FREQUENTLY ASKED QUESTIONS
Q: How long does the divorce process last?
A: The court may not enter your divorce decree until at least 91 days has passed since the court obtained jurisdiction over the parties. Beyond that, it depends on many factors, including the county in which the case is filed, the number of issues in the case, whether the case requires the appointment of experts, and most importantly, whether the parties are able to reach a resolution or not. A general timeline can be found here.
Q: How much spousal maintenance will I receive or have to pay?
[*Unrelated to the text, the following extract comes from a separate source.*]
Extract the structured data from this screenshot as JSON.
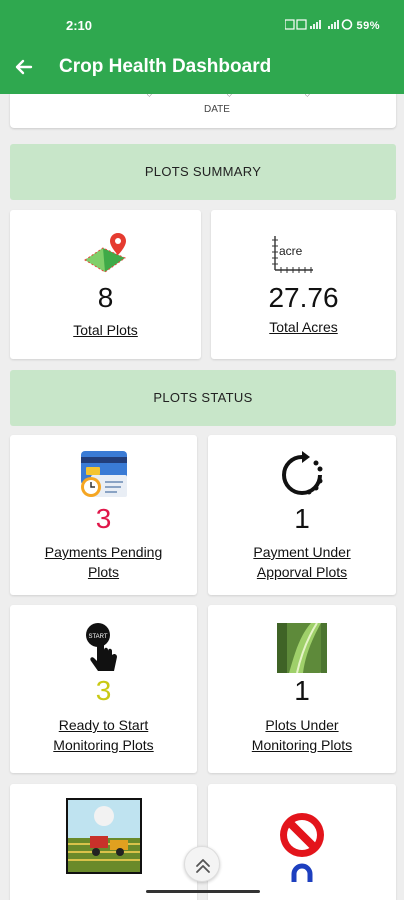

A: Spousal maintenance is calculated by using a guideline formula that takes into account, the parties' respective incomes. Importantly, the guideline formula is inapplicable in certain situations, which is why it is important to consult with legal counsel if spousal maintenance is an issue in your divorce case.
Q: Can I get sole custody of my kids?
A: The court allocates parenting time and decision-making based upon the "best interests" factors. Some of these factors include the wishes of the child, the wishes of the parents, and the ability of the parents to place their children's needs ahead of their own. There is no magic formula involved. The court, in its discretion, considers these factors and determines a parenting time schedule. Whether you can get sole custody of your kids will depend on these factors and more importantly, how these factors are presented to the court.
Q: How do I modify an existing custody order?
A: If you and the other party agree, you can simply file your agreement with the court and ask for the court to adopt it as a court order. If you don't agree, you will have to file a motion to modify the order with the court. Please see our section on modification of parenting time to find out more information.
Q: How does joint custody work?
A: Joint custody from a decision-making point of view means that each party has equal say in major decisions that impact the children. These categories include religion, extra-curricular activities, education, and medical decisions. As you can imagine, things get tricky when the parties don't agree as there is often no "tie-breaking" mechanism to resolve disputes when they arise. The attorneys at Pomper Price, LLC can offer you solutions for these situations so that your joint-custody arrangement is as successful as possible.
Q: Do I need an attorney?
A: Navigating this process alone is extremely difficult. For cases that are able to resolve without a court hearing, the JDF forms provided by the court often do not contain enough detail to prevent future conflict, especially for cases involving children or cases involving more complex financials. The attorneys at Pomper Price, LLC, through their combined 35 years of experience, know the common pit-falls of non-contested divorces and can help you avoid them.
For cases that do not settle, having an attorney is invaluable. As an unrepresented party, you will be held to the same standard as an attorney if you are forced to go to a contested hearing. This means, you will be expected to know the applicable law, the rules of evidence, and be able to present your case to the judge.
Mistakes made by you can have devastating and life-altering consequences. The cost of fixing these mistakes (if they can be fixed at all), is typically much more expensive than had the person just retained an attorney to begin with.
Schedule an initial consultation to discuss your case.
Q: How much does an attorney cost?
A: Family law attorneys in the state of Colorado charge on an hourly basis, not a flat fee. Often times, attorneys will estimate a "retainer fee," which is an initial payment that the attorney will charge against at his/her hourly rate. Once the retainer has been exhausted, a replenishment will be required. The total cost of the case will depend entirely on the nature of the case (i.e.- whether the case proceeds to trial, the nature of the issues in the case, whether experts are required). In order to get a more specific estimate, please schedule an initial consultation today.